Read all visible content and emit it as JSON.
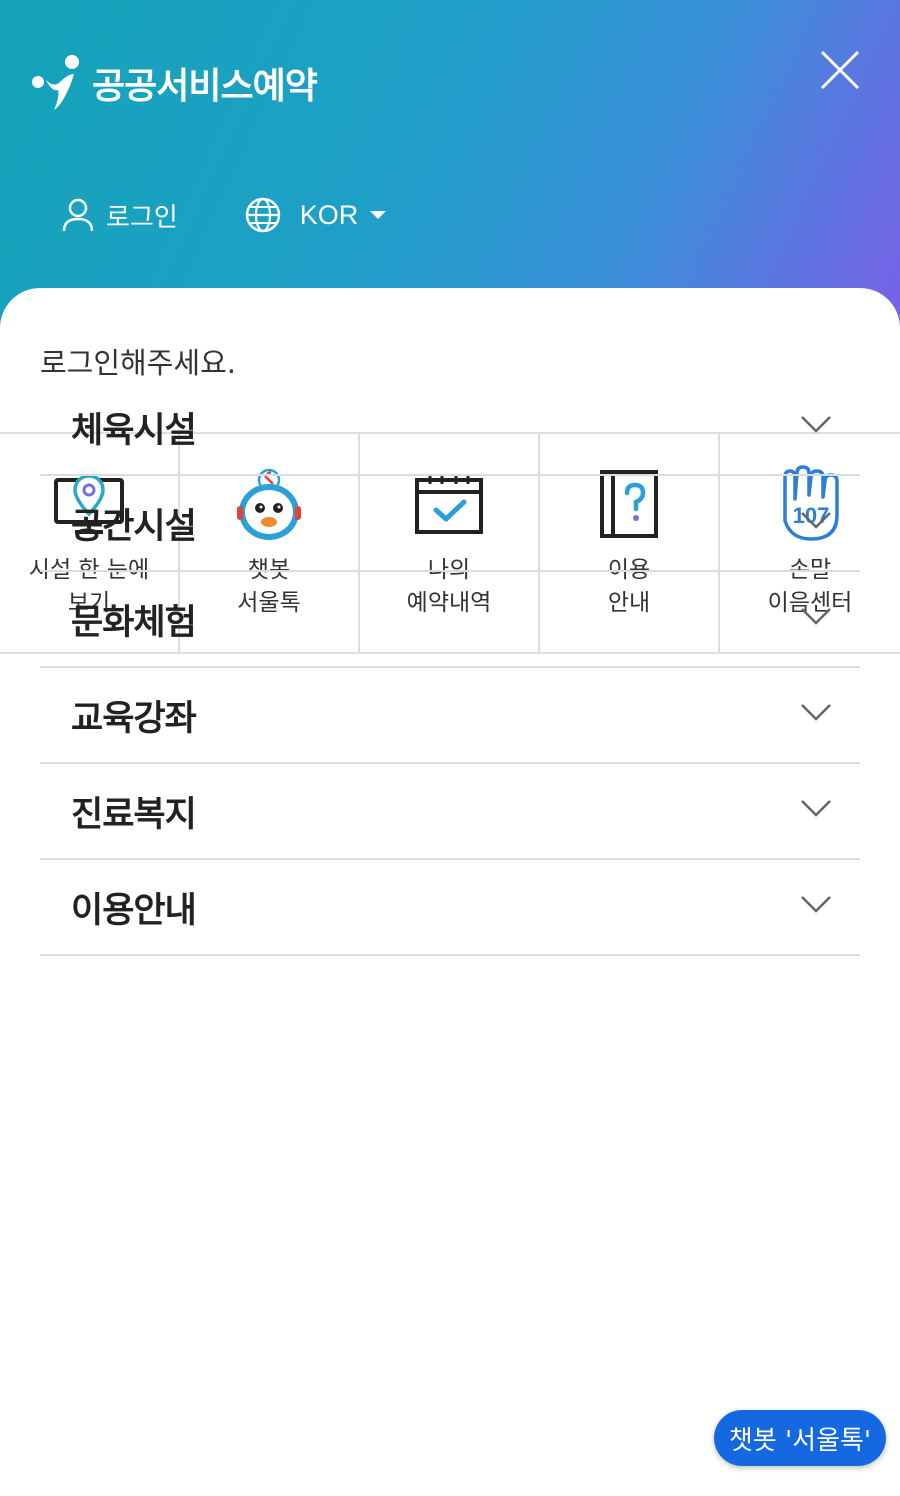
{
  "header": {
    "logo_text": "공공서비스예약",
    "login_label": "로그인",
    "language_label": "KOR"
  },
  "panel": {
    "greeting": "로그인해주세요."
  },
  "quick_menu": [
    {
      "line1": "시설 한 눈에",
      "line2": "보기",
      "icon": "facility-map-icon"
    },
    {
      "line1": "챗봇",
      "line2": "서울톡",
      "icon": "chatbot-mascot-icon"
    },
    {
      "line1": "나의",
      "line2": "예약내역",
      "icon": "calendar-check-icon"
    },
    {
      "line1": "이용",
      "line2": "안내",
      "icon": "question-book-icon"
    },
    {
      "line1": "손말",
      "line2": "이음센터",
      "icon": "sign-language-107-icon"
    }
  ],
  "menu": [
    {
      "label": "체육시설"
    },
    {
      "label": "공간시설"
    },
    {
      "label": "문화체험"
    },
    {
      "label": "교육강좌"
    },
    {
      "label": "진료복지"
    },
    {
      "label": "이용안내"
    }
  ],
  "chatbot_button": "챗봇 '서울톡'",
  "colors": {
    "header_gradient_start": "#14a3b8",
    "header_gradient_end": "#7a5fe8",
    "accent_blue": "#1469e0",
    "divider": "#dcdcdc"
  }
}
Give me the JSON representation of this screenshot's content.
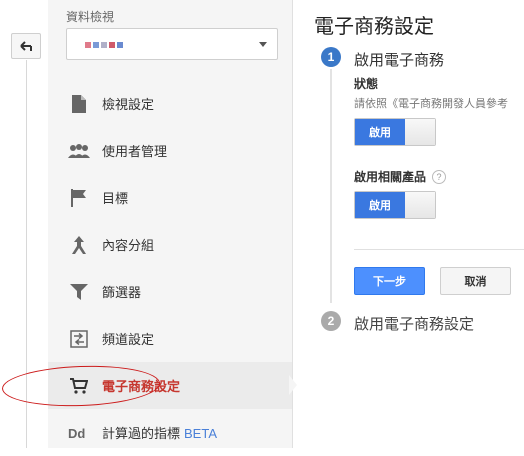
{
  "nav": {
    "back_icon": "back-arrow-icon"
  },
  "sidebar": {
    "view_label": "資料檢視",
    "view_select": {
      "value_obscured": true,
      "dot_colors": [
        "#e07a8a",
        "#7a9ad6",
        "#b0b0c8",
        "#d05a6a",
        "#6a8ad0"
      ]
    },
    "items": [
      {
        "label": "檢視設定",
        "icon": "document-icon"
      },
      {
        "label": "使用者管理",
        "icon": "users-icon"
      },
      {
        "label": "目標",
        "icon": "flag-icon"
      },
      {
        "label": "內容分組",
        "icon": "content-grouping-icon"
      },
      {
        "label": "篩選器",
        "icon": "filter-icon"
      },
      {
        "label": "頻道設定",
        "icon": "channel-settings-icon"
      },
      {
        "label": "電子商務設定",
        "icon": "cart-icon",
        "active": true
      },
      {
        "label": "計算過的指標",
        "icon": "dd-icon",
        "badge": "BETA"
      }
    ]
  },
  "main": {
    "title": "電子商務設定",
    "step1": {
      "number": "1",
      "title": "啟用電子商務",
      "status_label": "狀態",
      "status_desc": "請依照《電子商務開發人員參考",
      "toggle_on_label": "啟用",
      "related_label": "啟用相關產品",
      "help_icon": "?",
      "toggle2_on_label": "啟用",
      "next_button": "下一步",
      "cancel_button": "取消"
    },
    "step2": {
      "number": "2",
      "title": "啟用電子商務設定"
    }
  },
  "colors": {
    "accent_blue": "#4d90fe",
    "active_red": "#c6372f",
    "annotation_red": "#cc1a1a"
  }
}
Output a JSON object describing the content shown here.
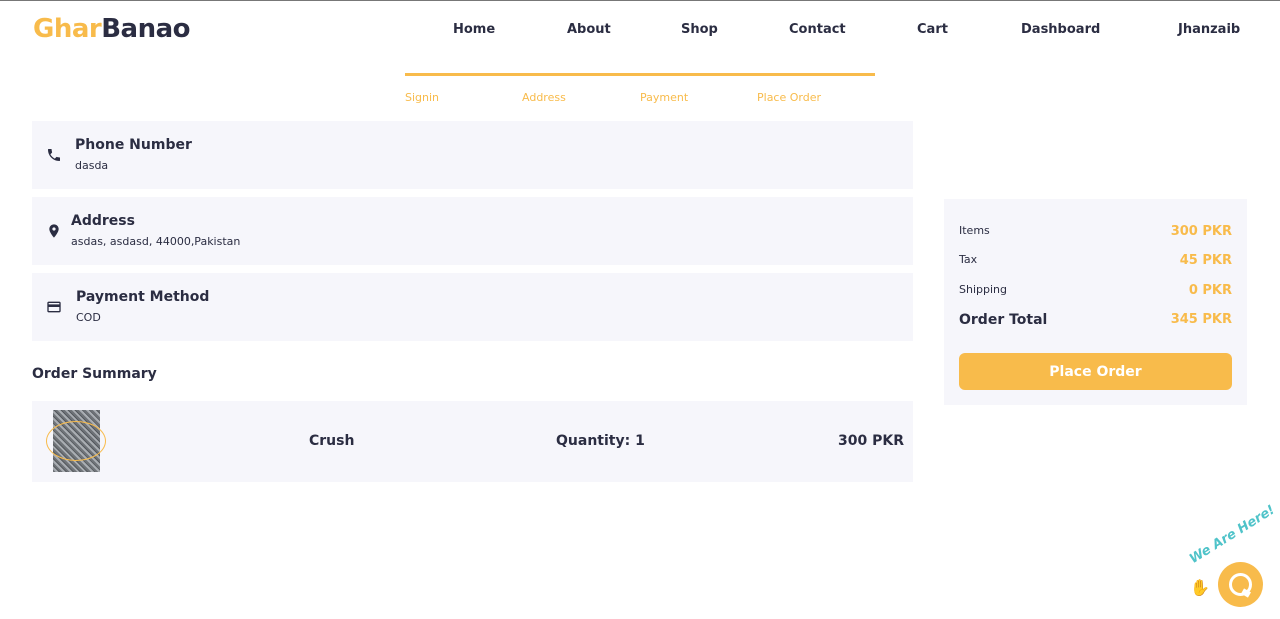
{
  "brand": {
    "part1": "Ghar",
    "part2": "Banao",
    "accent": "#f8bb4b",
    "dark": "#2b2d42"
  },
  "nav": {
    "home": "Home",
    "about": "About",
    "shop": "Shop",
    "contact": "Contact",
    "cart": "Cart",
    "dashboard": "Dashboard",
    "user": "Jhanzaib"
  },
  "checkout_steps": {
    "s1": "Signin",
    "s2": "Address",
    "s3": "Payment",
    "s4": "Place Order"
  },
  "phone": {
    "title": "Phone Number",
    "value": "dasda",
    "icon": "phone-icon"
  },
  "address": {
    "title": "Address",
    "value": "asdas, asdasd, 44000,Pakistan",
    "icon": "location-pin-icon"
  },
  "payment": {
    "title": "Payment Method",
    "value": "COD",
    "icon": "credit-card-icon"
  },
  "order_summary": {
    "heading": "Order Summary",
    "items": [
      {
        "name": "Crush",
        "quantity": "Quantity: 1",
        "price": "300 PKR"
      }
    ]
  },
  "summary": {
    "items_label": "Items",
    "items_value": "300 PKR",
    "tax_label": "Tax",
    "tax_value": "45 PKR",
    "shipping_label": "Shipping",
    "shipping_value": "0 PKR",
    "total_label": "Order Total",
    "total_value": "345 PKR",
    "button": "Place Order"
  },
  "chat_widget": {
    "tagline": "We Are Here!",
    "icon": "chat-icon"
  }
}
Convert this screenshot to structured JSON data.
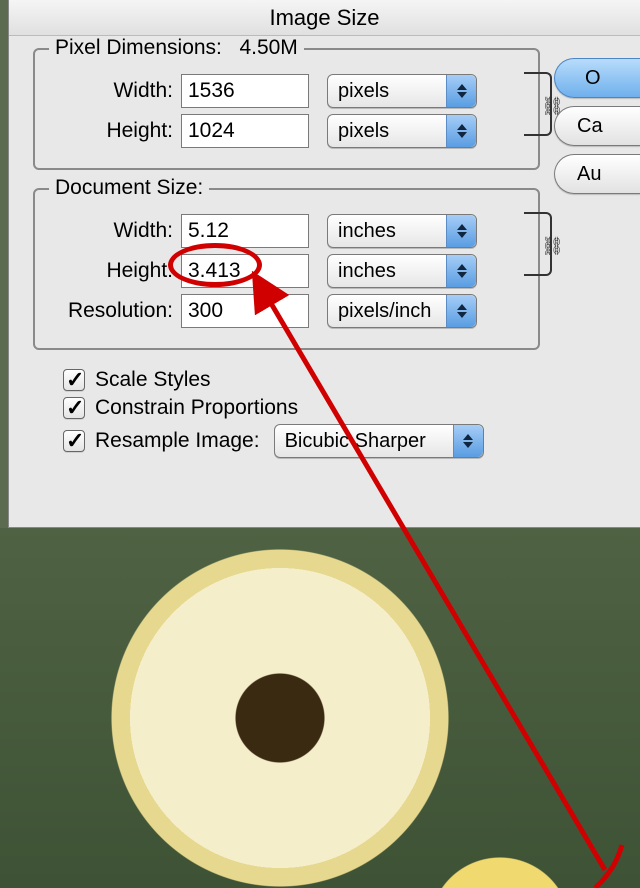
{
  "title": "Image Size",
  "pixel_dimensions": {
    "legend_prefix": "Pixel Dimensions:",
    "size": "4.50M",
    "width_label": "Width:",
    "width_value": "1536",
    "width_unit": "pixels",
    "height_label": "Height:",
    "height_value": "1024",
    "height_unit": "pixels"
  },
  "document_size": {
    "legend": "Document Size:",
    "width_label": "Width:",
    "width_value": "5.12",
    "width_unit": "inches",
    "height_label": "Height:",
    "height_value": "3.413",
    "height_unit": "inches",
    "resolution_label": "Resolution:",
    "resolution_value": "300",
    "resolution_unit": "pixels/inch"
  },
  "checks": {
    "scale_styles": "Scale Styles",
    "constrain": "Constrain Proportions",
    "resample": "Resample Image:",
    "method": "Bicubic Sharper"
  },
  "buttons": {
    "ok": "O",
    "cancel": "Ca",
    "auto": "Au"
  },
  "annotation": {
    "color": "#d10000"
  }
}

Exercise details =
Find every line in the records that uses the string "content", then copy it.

Solution =
Read all visible content and emit it as JSON.
Give me the JSON representation of this screenshot's content.
        "icon": "content-grouping-icon"
Output a JSON object describing the content shown here.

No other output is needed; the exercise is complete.